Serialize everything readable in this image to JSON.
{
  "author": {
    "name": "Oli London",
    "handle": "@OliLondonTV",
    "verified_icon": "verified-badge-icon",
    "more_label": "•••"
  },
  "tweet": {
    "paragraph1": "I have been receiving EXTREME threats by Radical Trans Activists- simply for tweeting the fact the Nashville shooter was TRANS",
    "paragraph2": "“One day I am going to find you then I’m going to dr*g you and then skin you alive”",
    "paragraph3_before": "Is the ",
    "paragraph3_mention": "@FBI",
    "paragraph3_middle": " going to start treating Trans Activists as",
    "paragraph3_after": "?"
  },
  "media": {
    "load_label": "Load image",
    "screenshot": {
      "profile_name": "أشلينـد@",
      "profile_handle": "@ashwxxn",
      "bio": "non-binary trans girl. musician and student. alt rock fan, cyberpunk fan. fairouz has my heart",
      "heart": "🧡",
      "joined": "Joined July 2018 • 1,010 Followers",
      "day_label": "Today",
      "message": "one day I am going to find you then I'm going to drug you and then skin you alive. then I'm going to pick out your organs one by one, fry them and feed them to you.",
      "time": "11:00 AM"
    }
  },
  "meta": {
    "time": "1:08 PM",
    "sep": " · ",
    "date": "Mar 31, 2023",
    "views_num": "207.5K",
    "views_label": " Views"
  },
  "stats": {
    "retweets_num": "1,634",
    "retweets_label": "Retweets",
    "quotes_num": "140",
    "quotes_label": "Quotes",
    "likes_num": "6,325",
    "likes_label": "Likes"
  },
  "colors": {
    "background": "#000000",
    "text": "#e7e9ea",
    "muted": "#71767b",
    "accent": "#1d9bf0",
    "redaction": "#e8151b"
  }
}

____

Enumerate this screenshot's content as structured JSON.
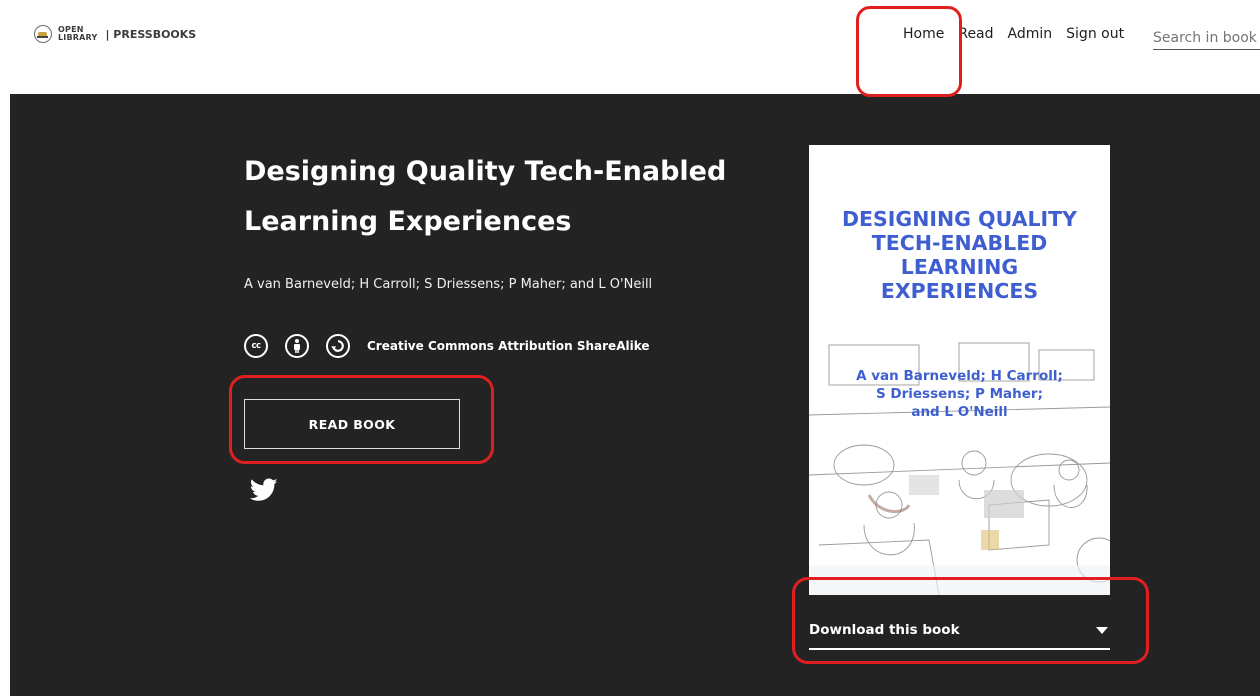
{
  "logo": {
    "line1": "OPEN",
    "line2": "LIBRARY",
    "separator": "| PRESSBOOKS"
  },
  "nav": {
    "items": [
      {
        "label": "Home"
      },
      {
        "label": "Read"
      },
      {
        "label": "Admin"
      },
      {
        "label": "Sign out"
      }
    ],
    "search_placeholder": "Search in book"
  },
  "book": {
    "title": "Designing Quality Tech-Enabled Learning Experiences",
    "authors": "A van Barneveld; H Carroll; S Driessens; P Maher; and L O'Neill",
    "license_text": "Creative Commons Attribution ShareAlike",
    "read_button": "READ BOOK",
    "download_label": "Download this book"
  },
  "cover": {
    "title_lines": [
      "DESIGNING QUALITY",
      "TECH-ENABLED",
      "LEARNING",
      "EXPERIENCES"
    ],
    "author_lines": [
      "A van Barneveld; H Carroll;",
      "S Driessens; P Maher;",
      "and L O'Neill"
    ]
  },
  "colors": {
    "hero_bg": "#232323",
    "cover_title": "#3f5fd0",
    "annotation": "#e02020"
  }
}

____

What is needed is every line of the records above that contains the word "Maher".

→ SOLUTION TO THIS EXERCISE:
    "authors": "A van Barneveld; H Carroll; S Driessens; P Maher; and L O'Neill",
      "S Driessens; P Maher;",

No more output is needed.